- _How to complete this task_
Lines below that include the word "into" should each be copied.

● ● ● ● ●

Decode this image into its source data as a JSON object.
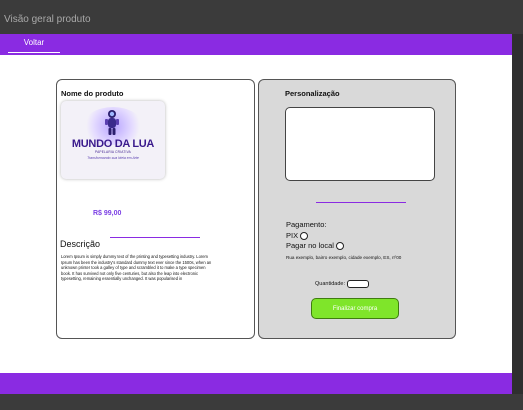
{
  "frame": {
    "title": "Visão geral produto"
  },
  "nav": {
    "back_label": "Voltar"
  },
  "product": {
    "name": "Nome do produto",
    "logo": {
      "title": "MUNDO DA LUA",
      "subtitle": "PAPELARIA CRIATIVA",
      "tagline": "Transformando sua Ideia em Arte"
    },
    "price": "R$ 99,00",
    "description_title": "Descrição",
    "description_text": "Lorem Ipsum is simply dummy text of the printing and typesetting industry. Lorem Ipsum has been the industry's standard dummy text ever since the 1500s, when an unknown printer took a galley of type and scrambled it to make a type specimen book. It has survived not only five centuries, but also the leap into electronic typesetting, remaining essentially unchanged. It was popularised in"
  },
  "customization": {
    "title": "Personalização",
    "textarea_value": "",
    "payment_label": "Pagamento:",
    "payment_options": [
      {
        "label": "PIX"
      },
      {
        "label": "Pagar no local"
      }
    ],
    "address": "Rua exemplo, bairro exemplo, cidade exemplo, ES, nº00",
    "quantity_label": "Quantidade:",
    "quantity_value": "",
    "buy_label": "Finalizar compra"
  },
  "colors": {
    "accent": "#8a2be2",
    "buy_button": "#7fe52a",
    "price": "#7b3fe4",
    "panel_gray": "#d9d9d9"
  }
}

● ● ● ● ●

- _Completed task_
Decode this image into its source data as a JSON object.
    "description_text": "Lorem Ipsum is simply dummy text of the printing and typesetting industry. Lorem Ipsum has been the industry's standard dummy text ever since the 1500s, when an unknown printer took a galley of type and scrambled it to make a type specimen book. It has survived not only five centuries, but also the leap into electronic typesetting, remaining essentially unchanged. It was popularised in"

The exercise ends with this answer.